I spent a day and a night in an emergency room chair. My ninety-three-year-old mother had fallen and her brain scan showed a small bleed. So a steady stream of nurses and doctors kept checking on her.
“Grip my hands,” they’d say to her.
Without fail, their faces registered surprise at the strength of her clutch. But she hadn’t hand-milked cows before and after school all through her childhood for nothing.
“What’s your secret,” they kept asking, “for staying so young?”
And so she told them that on the days she felt old she walked the fastest.
And she gave credit for this to a teacher.
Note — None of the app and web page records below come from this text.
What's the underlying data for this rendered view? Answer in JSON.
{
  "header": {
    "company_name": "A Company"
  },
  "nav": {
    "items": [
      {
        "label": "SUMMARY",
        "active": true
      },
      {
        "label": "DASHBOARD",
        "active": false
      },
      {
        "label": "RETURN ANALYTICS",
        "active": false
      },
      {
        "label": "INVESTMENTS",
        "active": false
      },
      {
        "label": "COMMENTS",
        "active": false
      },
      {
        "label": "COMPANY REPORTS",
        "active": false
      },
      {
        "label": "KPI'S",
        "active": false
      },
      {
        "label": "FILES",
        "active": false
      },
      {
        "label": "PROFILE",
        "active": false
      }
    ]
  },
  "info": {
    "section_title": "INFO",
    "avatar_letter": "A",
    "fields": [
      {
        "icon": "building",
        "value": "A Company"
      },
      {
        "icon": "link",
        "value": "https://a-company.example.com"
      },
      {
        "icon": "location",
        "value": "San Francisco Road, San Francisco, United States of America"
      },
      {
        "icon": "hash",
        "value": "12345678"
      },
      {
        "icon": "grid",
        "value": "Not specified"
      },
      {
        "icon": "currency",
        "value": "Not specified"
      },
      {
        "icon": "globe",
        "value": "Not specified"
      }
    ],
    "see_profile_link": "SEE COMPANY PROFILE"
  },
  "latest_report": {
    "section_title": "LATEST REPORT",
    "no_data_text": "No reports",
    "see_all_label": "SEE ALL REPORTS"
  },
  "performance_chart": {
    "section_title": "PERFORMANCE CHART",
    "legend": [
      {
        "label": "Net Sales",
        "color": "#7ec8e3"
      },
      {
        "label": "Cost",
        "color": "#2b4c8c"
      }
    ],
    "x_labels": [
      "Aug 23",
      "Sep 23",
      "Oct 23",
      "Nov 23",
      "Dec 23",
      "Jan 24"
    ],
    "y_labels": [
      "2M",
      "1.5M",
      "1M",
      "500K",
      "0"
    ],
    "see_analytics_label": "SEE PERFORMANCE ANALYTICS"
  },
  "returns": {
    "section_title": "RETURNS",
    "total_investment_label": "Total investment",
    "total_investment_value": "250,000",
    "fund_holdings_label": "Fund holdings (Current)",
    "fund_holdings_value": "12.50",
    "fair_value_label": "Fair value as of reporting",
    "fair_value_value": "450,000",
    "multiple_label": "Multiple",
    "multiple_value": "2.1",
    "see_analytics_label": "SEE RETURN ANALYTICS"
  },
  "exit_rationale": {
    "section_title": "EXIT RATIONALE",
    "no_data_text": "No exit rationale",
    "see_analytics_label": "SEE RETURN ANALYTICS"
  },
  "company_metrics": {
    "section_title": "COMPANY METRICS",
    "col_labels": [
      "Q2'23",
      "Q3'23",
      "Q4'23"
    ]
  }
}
“When I was in sixth grade,” she said, “our teacher taught us that to stay healthy, we should keep our spines straight when we sat at our desks. And we should move.”
This teacher showed them how to move. She told them to put books on their heads. And they marched around the room keeping those books balanced.
“March faster,” the teacher would say. And then, “Still faster.”
“Well,” the nurse said, “I do believe in mobility as medicine.”
That phrase had a nice ring to it, so I looked it up. And I discovered it’s a campaign to help people in healthcare facilities move safely and more.
After the nurse heard that my mom climbs stairs every day—to the basement for laundry, to the second story to visit my dad in his office, and to the attic to sort through relics of her past—she was convinced my mom didn’t need to move more.
This still left some questions about safety, as her raised eyebrow showed.
But what impressed the nurse most was the teacher.
“Imagine,” she said, “teaching a thirteen-year-old something she will remember 80 years later.”